EXERCISE DETAILS -> Find each line below where the word "name" occurs, and copy it.

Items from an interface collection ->

━━━━━━━━━━━━━━━━━━━━

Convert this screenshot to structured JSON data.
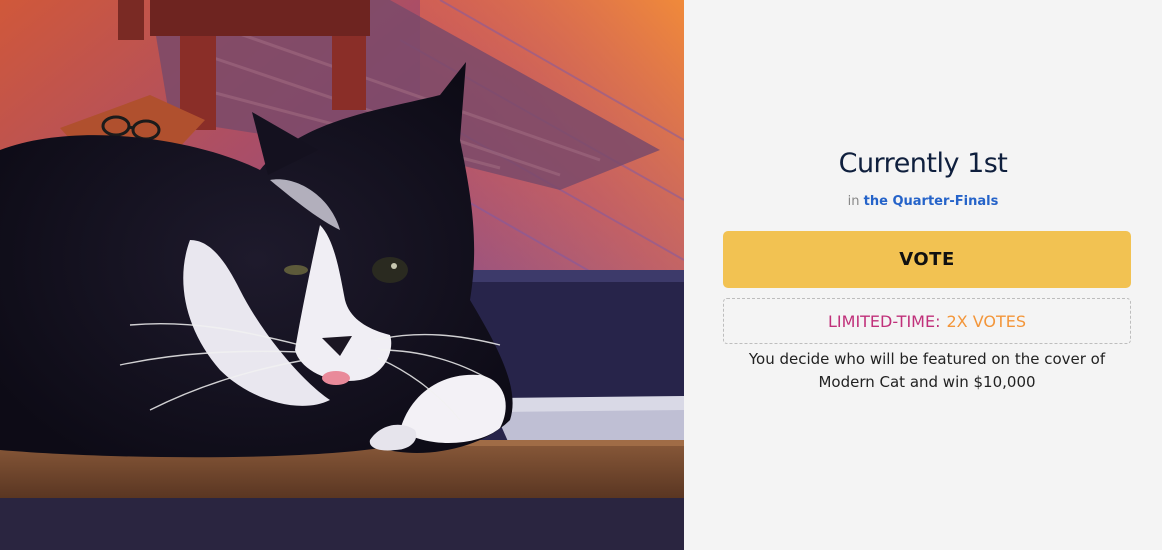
{
  "photo": {
    "subject": "cat-photo"
  },
  "status": {
    "title": "Currently 1st",
    "in_text": "in",
    "round_link": "the Quarter-Finals"
  },
  "vote": {
    "label": "VOTE"
  },
  "promo": {
    "label": "LIMITED-TIME:",
    "value": "2X VOTES"
  },
  "description": "You decide who will be featured on the cover of Modern Cat and win $10,000",
  "colors": {
    "vote_button": "#f2c252",
    "promo_label": "#c0307a",
    "promo_value": "#f3963a",
    "link": "#2563c9",
    "title": "#0f1f3d",
    "panel_bg": "#f4f4f4"
  }
}
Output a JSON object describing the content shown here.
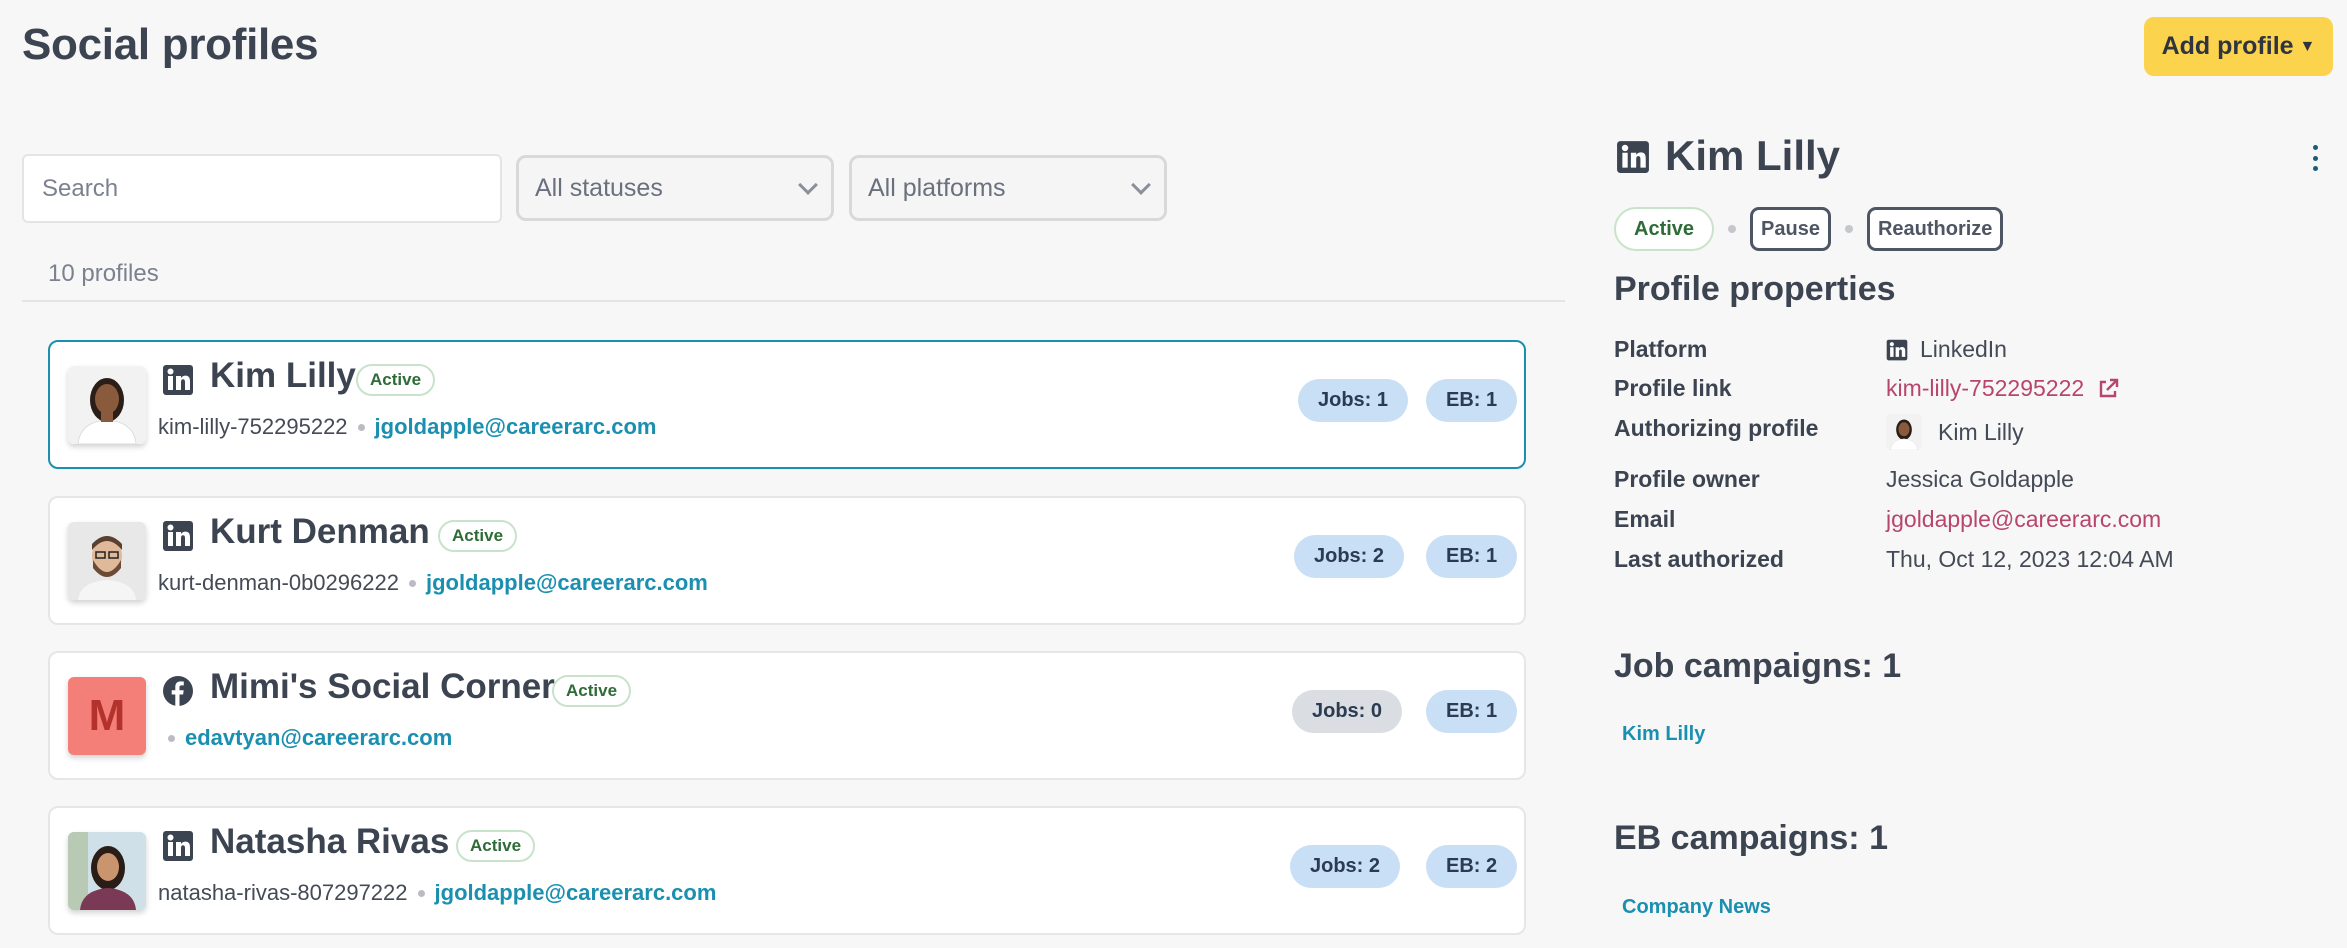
{
  "header": {
    "title": "Social profiles",
    "add_button": "Add profile"
  },
  "filters": {
    "search_placeholder": "Search",
    "status_select": "All statuses",
    "platform_select": "All platforms",
    "count": "10 profiles"
  },
  "profiles": [
    {
      "name": "Kim Lilly",
      "status": "Active",
      "handle": "kim-lilly-752295222",
      "email": "jgoldapple@careerarc.com",
      "jobs": "Jobs: 1",
      "eb": "EB: 1",
      "platform": "linkedin-icon"
    },
    {
      "name": "Kurt Denman",
      "status": "Active",
      "handle": "kurt-denman-0b0296222",
      "email": "jgoldapple@careerarc.com",
      "jobs": "Jobs: 2",
      "eb": "EB: 1",
      "platform": "linkedin-icon"
    },
    {
      "name": "Mimi's Social Corner",
      "status": "Active",
      "handle": "",
      "email": "edavtyan@careerarc.com",
      "jobs": "Jobs: 0",
      "eb": "EB: 1",
      "platform": "facebook-icon",
      "avatar_letter": "M"
    },
    {
      "name": "Natasha Rivas",
      "status": "Active",
      "handle": "natasha-rivas-807297222",
      "email": "jgoldapple@careerarc.com",
      "jobs": "Jobs: 2",
      "eb": "EB: 2",
      "platform": "linkedin-icon"
    }
  ],
  "detail": {
    "name": "Kim Lilly",
    "status": "Active",
    "pause_label": "Pause",
    "reauthorize_label": "Reauthorize",
    "properties_heading": "Profile properties",
    "properties": {
      "platform_label": "Platform",
      "platform_value": "LinkedIn",
      "profile_link_label": "Profile link",
      "profile_link_value": "kim-lilly-752295222",
      "authorizing_label": "Authorizing profile",
      "authorizing_value": "Kim Lilly",
      "owner_label": "Profile owner",
      "owner_value": "Jessica Goldapple",
      "email_label": "Email",
      "email_value": "jgoldapple@careerarc.com",
      "last_auth_label": "Last authorized",
      "last_auth_value": "Thu, Oct 12, 2023 12:04 AM"
    },
    "job_campaigns_heading": "Job campaigns: 1",
    "job_campaigns": [
      "Kim Lilly"
    ],
    "eb_campaigns_heading": "EB campaigns: 1",
    "eb_campaigns": [
      "Company News"
    ]
  },
  "colors": {
    "accent_yellow": "#fcd34d",
    "link_teal": "#1b8fb0",
    "link_rose": "#b8456c",
    "badge_blue": "#c9dff5",
    "status_green": "#2f6b37"
  }
}
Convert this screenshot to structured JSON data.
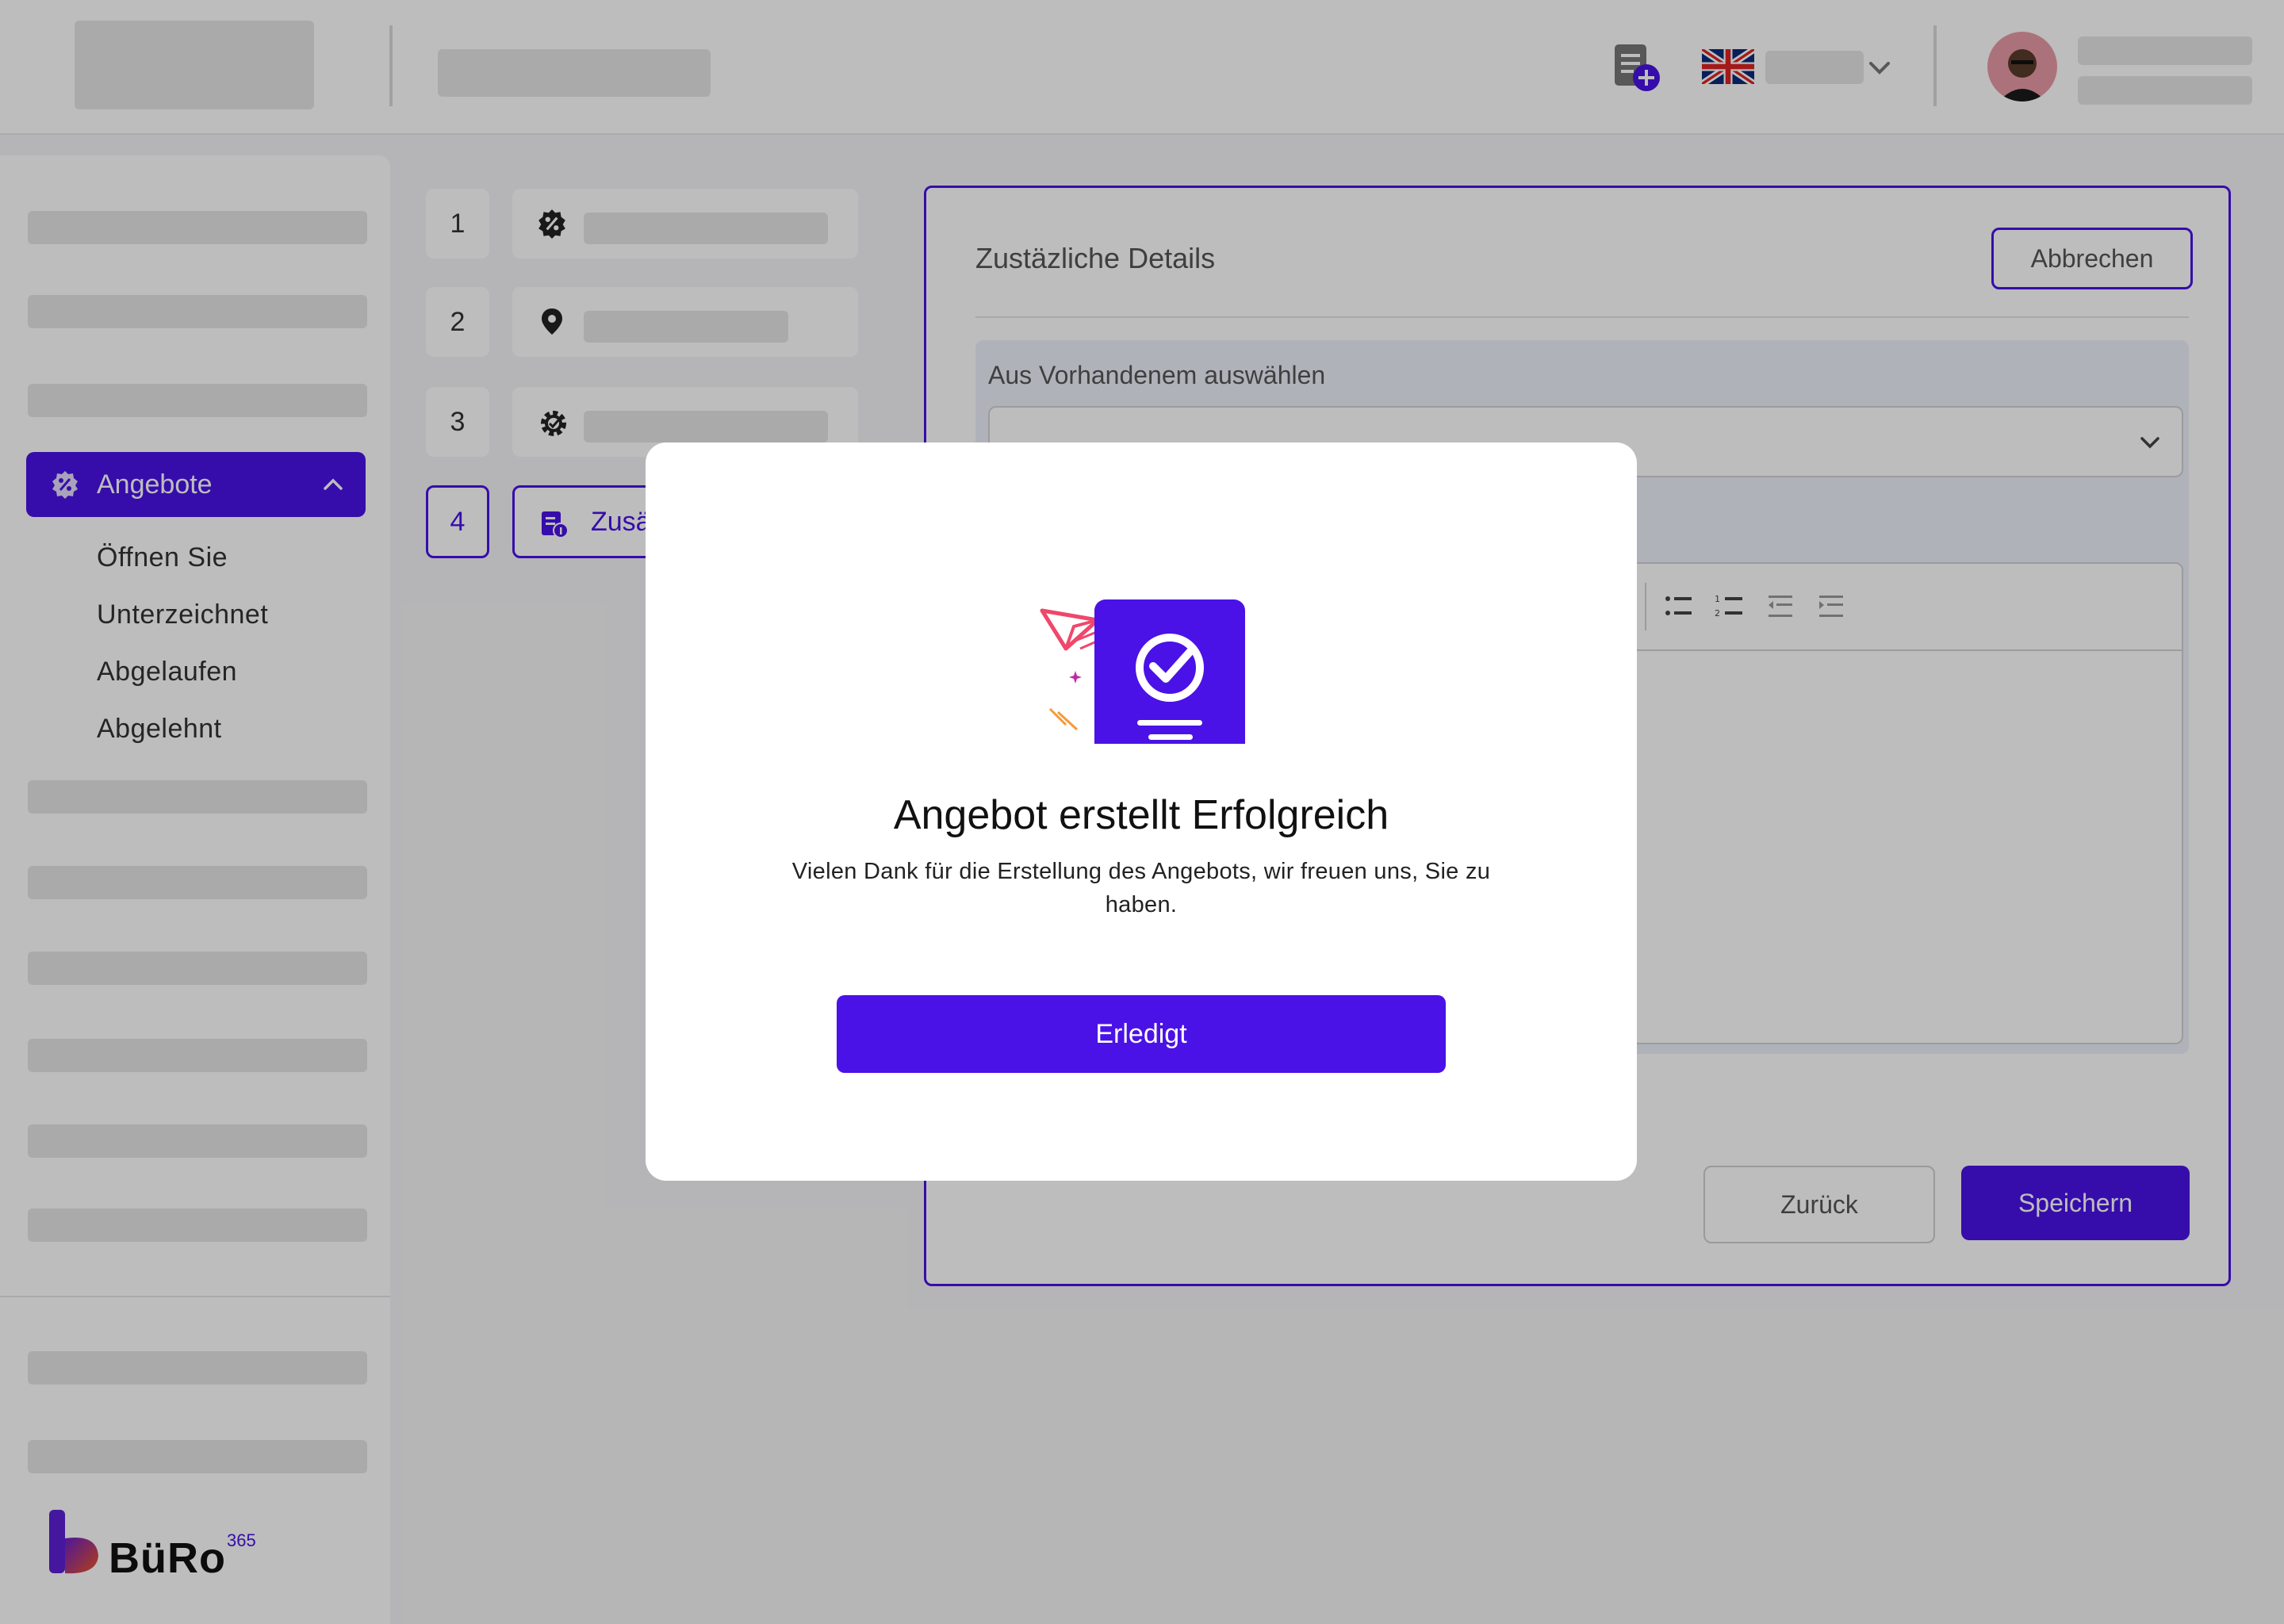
{
  "header": {
    "language_icon": "uk-flag-icon",
    "new_doc_icon": "new-document-icon"
  },
  "sidebar": {
    "active_item": {
      "label": "Angebote",
      "icon": "percent-badge-icon"
    },
    "subitems": [
      {
        "label": "Öffnen Sie"
      },
      {
        "label": "Unterzeichnet"
      },
      {
        "label": "Abgelaufen"
      },
      {
        "label": "Abgelehnt"
      }
    ],
    "logo": {
      "text": "BüRo",
      "sup": "365"
    }
  },
  "steps": [
    {
      "number": "1",
      "icon": "percent-badge-icon"
    },
    {
      "number": "2",
      "icon": "location-pin-icon"
    },
    {
      "number": "3",
      "icon": "gear-icon"
    },
    {
      "number": "4",
      "icon": "details-icon",
      "label": "Zusätzliche Details"
    }
  ],
  "panel": {
    "title": "Zustäzliche Details",
    "cancel_label": "Abbrechen",
    "select_label": "Aus Vorhandenem auswählen",
    "select_value": "",
    "back_label": "Zurück",
    "save_label": "Speichern"
  },
  "modal": {
    "title": "Angebot erstellt Erfolgreich",
    "message": "Vielen Dank für die Erstellung des Angebots, wir freuen uns, Sie zu haben.",
    "button_label": "Erledigt"
  },
  "colors": {
    "accent": "#4a12e6",
    "overlay": "rgba(0,0,0,0.26)",
    "background": "#f5f5f7"
  }
}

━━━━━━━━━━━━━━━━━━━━

ANSWER SPACE ->
      "name": "Kim Lilly",
      "name": "Kurt Denman",
      "name": "Mimi's Social Corner",
      "name": "Natasha Rivas",
    "name": "Kim Lilly",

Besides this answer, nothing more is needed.